Those opening words from Douglas' seminal work capture the uniqueness of the ecosystem and also could be used to characterize the author herself, who fought so hard to protect her "River of Grass."
In the 1950s, the U.S. Army Corps of Engineers rose to the top of her list of enemies. In an effort to minimize seasonal flooding on what is now agricultural land, the Corps built a complex system of canals, levees and pump stations to protect what is now agricultural land and real estate.
In 2,000 the government launched what is now the largest restoration project in history to restore the natural flow of water in the Everglades. And this week the effort was given a major boost when the nation's largest producer of sugar cane announced it was selling two massive tracts of land to the state of Florida and going out of business.
Gov. Charlie Crist, R – Florida: "I can envision no better gift to the Everglades, the people of Florida, and the people of America, as well as our planet, than to place in public ownership this missing link that represents the key to true restoration. Thanks to U.S. Sugar Corporation, we have a strategy to acquire almost 187,000 acres of land. That's almost 300 square miles."
U.S. Sugar will farm the 187,000 acres for six more years before the State of Florida takes possession and begins to protect the land from development and sugar production. U.S. Sugar Corporation currently produces 700,000 tons of cane sugar per year and accounts for 10% of the entire domestic sugar production.

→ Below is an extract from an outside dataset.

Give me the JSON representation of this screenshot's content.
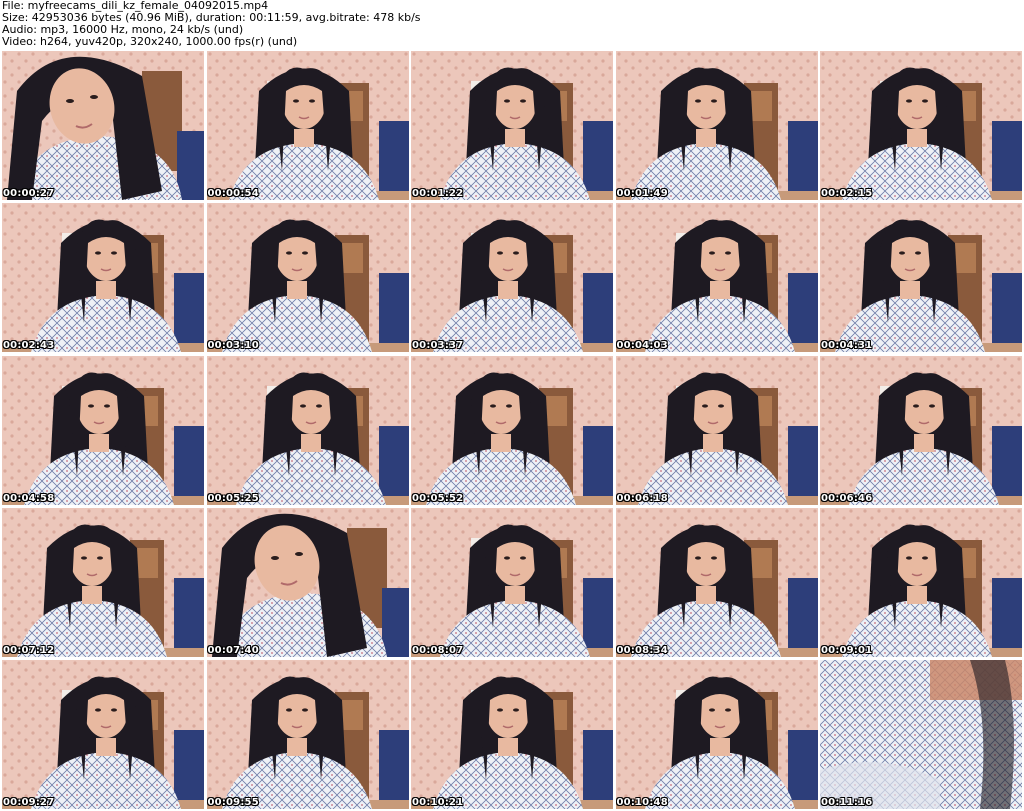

More than 1,700 U.S. Sugar Corporation employees will lose their jobs as part of the landmark deal, although company executives claim stock options, severance packages, and state-based retraining will be offered. Employees and local business leaders have questioned the secret negotiations between U.S. Sugar and the State of Florida. Some local taxpayers accuse the State of "bailing out" a floundering sugar industry – a claim refuted by company executives.
U.S. Sugar points the finger at cheap foreign imports from countries like Brazil and Thailand as a major pressure on industry profits. But Florida Governor Charlie Crist emphasizes the main purpose of this week's decision was environmental and not economic.
Environmental concerns have haunted much of Southern Florida and the Everglades for years. Farms and land development have impeded the natural flow of water through the wetlands. Environmental groups blame farm fertilizers and other chemicals for causing additional damage to the region known as the "River of Grass".
Everglades restoration has developed massive funding shortfalls in recent years. In 2000, the U.S. Congress approved $7.8 billion over a 30 year span to revitalize the region. But rising real estate and construction costs have sent those figures skyrocketing.
Under the current Florida-U.S. Sugar negotiations, state officials say they'll build a network of reservoirs and marshes to filter water flowing into the Everglades. Florida environmental groups claimed victory this week but concede Everglades protection and revitalization is far from completion. The State of Florida plans further negotiations with U.S. Sugar Corporation as well as a series of individual farms throughout Southern Florida.